“We’ve made every possible effort to engage Russia, to look at the concerns that it’s raised, to share concerns that we have, that European partners and allies have, to see if we can’t find ways to advance collective security on a reciprocal basis.

“Principles like one country can’t simply change the borders of another by force; principles like one country can’t simply dictate to another its choices, its policies, with whom it will associate; principles like one country can’t exert a sphere of influence to subjugate its neighbours to its will.

“If we allow those principles to be challenged with impunity, even if it’s half a world away in Europe, that will have an impact here as well.  Others are watching.  Others are looking to all of us to see how we respond,” Blinken said.

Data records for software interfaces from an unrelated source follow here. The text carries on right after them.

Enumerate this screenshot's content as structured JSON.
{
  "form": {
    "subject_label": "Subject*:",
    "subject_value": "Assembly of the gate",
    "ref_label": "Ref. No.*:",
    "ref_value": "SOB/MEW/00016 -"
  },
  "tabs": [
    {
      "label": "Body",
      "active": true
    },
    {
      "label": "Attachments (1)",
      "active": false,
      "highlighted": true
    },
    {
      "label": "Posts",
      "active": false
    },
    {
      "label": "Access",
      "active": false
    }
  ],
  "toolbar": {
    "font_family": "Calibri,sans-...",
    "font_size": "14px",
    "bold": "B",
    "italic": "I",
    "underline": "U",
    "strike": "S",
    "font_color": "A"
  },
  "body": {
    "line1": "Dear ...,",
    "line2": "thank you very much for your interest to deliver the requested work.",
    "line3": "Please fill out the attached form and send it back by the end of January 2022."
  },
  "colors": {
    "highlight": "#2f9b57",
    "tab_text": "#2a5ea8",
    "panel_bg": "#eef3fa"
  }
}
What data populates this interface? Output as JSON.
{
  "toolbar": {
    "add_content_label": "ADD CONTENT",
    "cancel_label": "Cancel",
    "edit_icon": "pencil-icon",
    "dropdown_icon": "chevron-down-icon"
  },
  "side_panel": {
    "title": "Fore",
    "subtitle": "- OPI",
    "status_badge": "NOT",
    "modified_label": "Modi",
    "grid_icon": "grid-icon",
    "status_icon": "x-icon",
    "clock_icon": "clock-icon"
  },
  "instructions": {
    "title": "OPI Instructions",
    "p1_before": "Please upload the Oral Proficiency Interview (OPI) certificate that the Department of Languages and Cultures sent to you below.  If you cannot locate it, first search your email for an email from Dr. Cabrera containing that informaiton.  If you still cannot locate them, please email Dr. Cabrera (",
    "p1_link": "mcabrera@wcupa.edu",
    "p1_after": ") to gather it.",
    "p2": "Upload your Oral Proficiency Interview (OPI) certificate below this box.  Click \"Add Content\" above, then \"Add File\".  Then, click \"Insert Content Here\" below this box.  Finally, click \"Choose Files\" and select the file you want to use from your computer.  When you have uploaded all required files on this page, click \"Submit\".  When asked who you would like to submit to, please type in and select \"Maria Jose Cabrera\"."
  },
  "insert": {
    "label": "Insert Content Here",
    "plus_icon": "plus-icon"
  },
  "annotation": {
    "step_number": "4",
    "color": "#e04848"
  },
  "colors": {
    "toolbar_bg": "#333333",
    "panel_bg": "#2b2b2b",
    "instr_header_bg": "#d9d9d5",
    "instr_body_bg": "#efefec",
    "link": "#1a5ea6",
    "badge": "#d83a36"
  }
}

At the Quad meeting with counterparts from the United States, India, and Japan, on Feb. 11, Australian Foreign Minister Marise Payne said she reiterated her “very deep concerns” about the presence of Russia’s military on the Ukrainian border.

“We will continue to support our allies and partners to deter this sort of aggression and to raise the costs of this kind of behaviour.”

Mimi Nguyen Ly contributed to this report.

Caden Pearson
Caden Pearson is a reporter based in Australia. He has a background in screenwriting and documentary. Contact him on caden.pearson@epochtimes.com.au